Communications on the whole have been dealt with poorly, and the tactics used only add to the confusion, uncertainty and unrest among the fanbase – which in turn is motivating our opponents, who can clearly see we’re in trouble.

As documented in our initial statement, Stan Kroenke made his ambitions for the club clear: “KSE’s ambitions for the club are to see it competing consistently to win the Premier League and the Champions League”. We still see no evidence of this, and current form would suggest that we are moving ever further from these goals.

We raised previously the need for new and dynamic appointments at board level; people with Arsenal DNA are needed at this time more than ever. Sadly, the club’s reaction to this recommendation has been an unresponsive dismissal of it. Can we assume you are still satisfied that the right people are in the right positions, as Vinai suggested they were at July’s end of season supporters’ event? Again, the evidence so far this season implies an intrinsic lack of understanding, ambition, appetite and ability to take us forward.

Following our statement in the summer, Josh Kroenke made an announcement implying that an ambitious KSE had arrived to save the day and secure the club’s future. The fact is that KSE acquired a controlling share of Arsenal in 2011 and had significant influence prior to that.

The last decade, notwithstanding the FA Cup wins, can legitimately be seen as lost years, both on and off the field, when the team has not only stagnated, but actually regressed. To date, that is the legacy of the ‘Kroenke years’.

While our away support continues to be magnificent, our home crowds are starting to deplete and this situation will be further compounded by what will soon become a toxic atmosphere, if the current turmoil and lack of true leadership at the club continues to translate into poor performances on the pitch.

We want commitment that the board recognises the issues faced by the club, and how severe these are for the future of The Arsenal. As supporters we want actual communication and measurable assurances from the board, that actions are in place to address this seemingly inexorable slide.

As many great managers and players have said over the years, everyone involved with The Arsenal must “Remember who you are, what you are and who you represent”.

#WeCareDoYou

I don’t take too much issue with this statement, but I will say one thing about this line:
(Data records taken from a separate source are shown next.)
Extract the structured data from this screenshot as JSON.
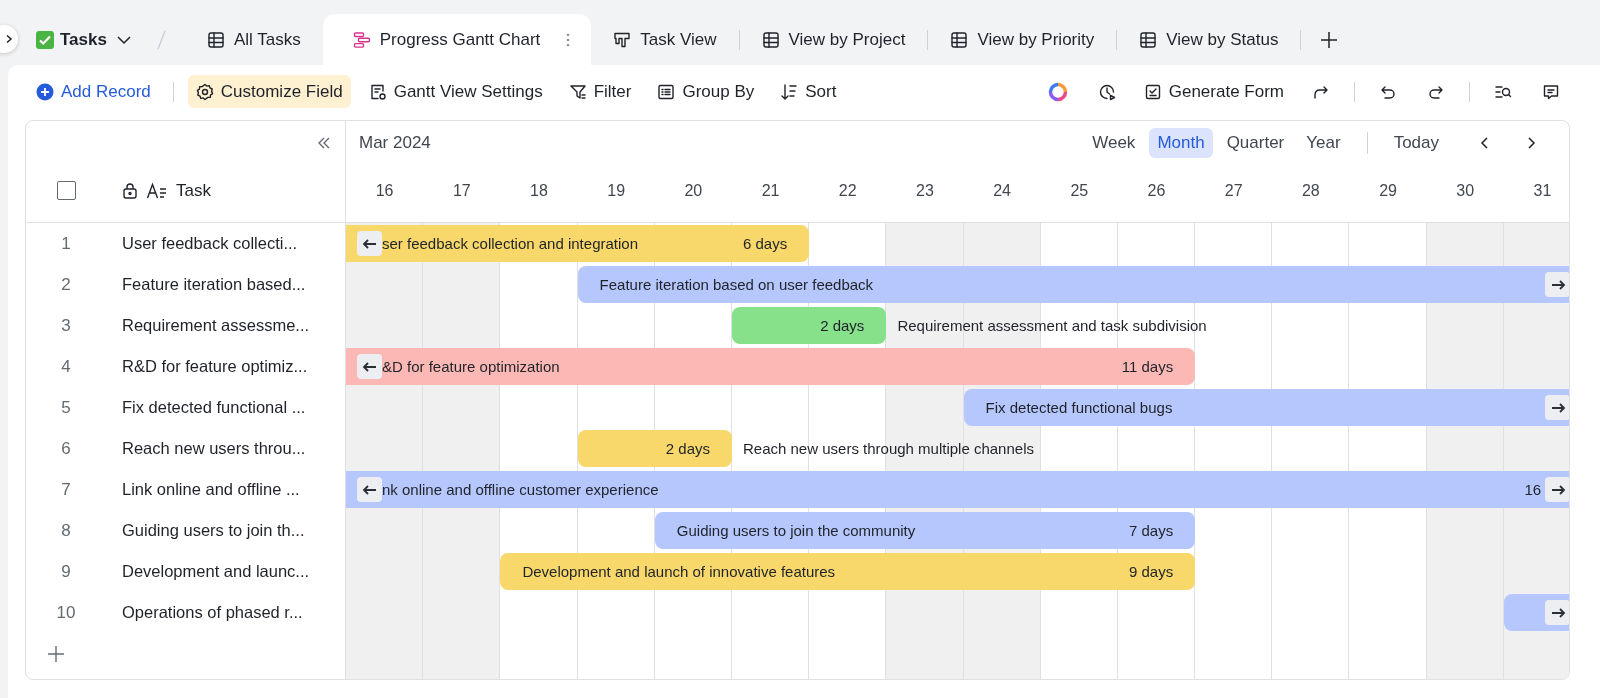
{
  "header": {
    "table_name": "Tasks",
    "tabs": [
      {
        "label": "All Tasks",
        "kind": "grid",
        "selected": false
      },
      {
        "label": "Progress Gantt Chart",
        "kind": "gantt",
        "selected": true
      },
      {
        "label": "Task View",
        "kind": "board",
        "selected": false
      },
      {
        "label": "View by Project",
        "kind": "grid",
        "selected": false
      },
      {
        "label": "View by Priority",
        "kind": "grid",
        "selected": false
      },
      {
        "label": "View by Status",
        "kind": "grid",
        "selected": false
      }
    ]
  },
  "toolbar": {
    "left_groups": [
      [
        {
          "label": "Add Record",
          "kind": "add",
          "highlighted": false
        }
      ],
      [
        {
          "label": "Customize Field",
          "kind": "gear",
          "highlighted": true
        },
        {
          "label": "Gantt View Settings",
          "kind": "settings",
          "highlighted": false
        },
        {
          "label": "Filter",
          "kind": "filter",
          "highlighted": false
        },
        {
          "label": "Group By",
          "kind": "group",
          "highlighted": false
        },
        {
          "label": "Sort",
          "kind": "sort",
          "highlighted": false
        }
      ]
    ],
    "right_groups": [
      [
        {
          "kind": "ring"
        },
        {
          "kind": "clock"
        },
        {
          "kind": "form",
          "label": "Generate Form"
        },
        {
          "kind": "share"
        }
      ],
      [
        {
          "kind": "undo"
        },
        {
          "kind": "redo"
        }
      ],
      [
        {
          "kind": "find"
        },
        {
          "kind": "comment"
        }
      ]
    ]
  },
  "gantt": {
    "month": "Mar 2024",
    "scales": [
      {
        "label": "Week",
        "selected": false
      },
      {
        "label": "Month",
        "selected": true
      },
      {
        "label": "Quarter",
        "selected": false
      },
      {
        "label": "Year",
        "selected": false
      }
    ],
    "today": "Today",
    "days": [
      {
        "label": "16",
        "weekend": true
      },
      {
        "label": "17",
        "weekend": true
      },
      {
        "label": "18",
        "weekend": false
      },
      {
        "label": "19",
        "weekend": false
      },
      {
        "label": "20",
        "weekend": false
      },
      {
        "label": "21",
        "weekend": false
      },
      {
        "label": "22",
        "weekend": false
      },
      {
        "label": "23",
        "weekend": true
      },
      {
        "label": "24",
        "weekend": true
      },
      {
        "label": "25",
        "weekend": false
      },
      {
        "label": "26",
        "weekend": false
      },
      {
        "label": "27",
        "weekend": false
      },
      {
        "label": "28",
        "weekend": false
      },
      {
        "label": "29",
        "weekend": false
      },
      {
        "label": "30",
        "weekend": true
      },
      {
        "label": "31",
        "weekend": true
      }
    ]
  },
  "table": {
    "column": "Task",
    "select_all": {
      "checked": false
    },
    "rows": [
      {
        "number": "1",
        "task": "User feedback collecti...",
        "bar": {
          "color": "#f8d86a",
          "label": "ser feedback collection and integration",
          "duration": "6 days",
          "label_outside": false,
          "clipped_start": true,
          "clipped_end": false
        }
      },
      {
        "number": "2",
        "task": "Feature iteration based...",
        "bar": {
          "color": "#b5c7fd",
          "label": "Feature iteration based on user feedback",
          "label_outside": false,
          "clipped_start": false,
          "clipped_end": true
        }
      },
      {
        "number": "3",
        "task": "Requirement assessme...",
        "bar": {
          "color": "#87e08a",
          "label": "Requirement assessment and task subdivision",
          "duration": "2 days",
          "label_outside": true,
          "clipped_start": false,
          "clipped_end": false
        }
      },
      {
        "number": "4",
        "task": "R&D for feature optimiz...",
        "bar": {
          "color": "#fbb8b5",
          "label": "&D for feature optimization",
          "duration": "11 days",
          "label_outside": false,
          "clipped_start": true,
          "clipped_end": false
        }
      },
      {
        "number": "5",
        "task": "Fix detected functional ...",
        "bar": {
          "color": "#b5c7fd",
          "label": "Fix detected functional bugs",
          "label_outside": false,
          "clipped_start": false,
          "clipped_end": true
        }
      },
      {
        "number": "6",
        "task": "Reach new users throu...",
        "bar": {
          "color": "#f8d86a",
          "label": "Reach new users through multiple channels",
          "duration": "2 days",
          "label_outside": true,
          "clipped_start": false,
          "clipped_end": false
        }
      },
      {
        "number": "7",
        "task": "Link online and offline ...",
        "bar": {
          "color": "#b5c7fd",
          "label": "nk online and offline customer experience",
          "duration": "16",
          "label_outside": false,
          "clipped_start": true,
          "clipped_end": true
        }
      },
      {
        "number": "8",
        "task": "Guiding users to join th...",
        "bar": {
          "color": "#b5c7fd",
          "label": "Guiding users to join the community",
          "duration": "7 days",
          "label_outside": false,
          "clipped_start": false,
          "clipped_end": false
        }
      },
      {
        "number": "9",
        "task": "Development and launc...",
        "bar": {
          "color": "#f8d86a",
          "label": "Development and launch of innovative features",
          "duration": "9 days",
          "label_outside": false,
          "clipped_start": false,
          "clipped_end": false
        }
      },
      {
        "number": "10",
        "task": "Operations of phased r...",
        "bar": {
          "color": "#b5c7fd",
          "clipped_start": false,
          "clipped_end": true
        }
      }
    ]
  }
}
While our away support continues to be magnificent, our home crowds are starting to deplete

I would argue that this - not a bunch of long, impassioned, easily ignored letters from a fanbase - is the only thing that will drive change at Arsenal. To put it bluntly: if you’re in a position to go to games, don’t. If you are pondering spending money on a ticket to see Arsenal, don’t. If you’re thinking about stopping by the club shop or website to do some holiday shopping, don’t. The only language the ultra-rich understand is economic, so speak their language - deny them their money.

Yes, if you’re in London and go to games, that carries a cost to you. It means you can’t support the players you like that play on the team you like. And it carries a cost to the players, because the stadium will be quiet(er) and empty(-ier). But that’s a short-term cost in service of a bigger goal - forcing change. That change won’t come from letters, and it won’t come from any other sort of fan venting, as cathartic as said venting is. It will only come when someone’s wallet feels the anger.

By all means, continue the statement writing, public complaining, and all that stuff - I’m not saying that doing things like that is a waste of time. It’s a necessary pressure-release valve for our collective anger and frustration. But it’s also not nearly substantive enough. Starve them of capital and they’ll listen; everything else is superfluous.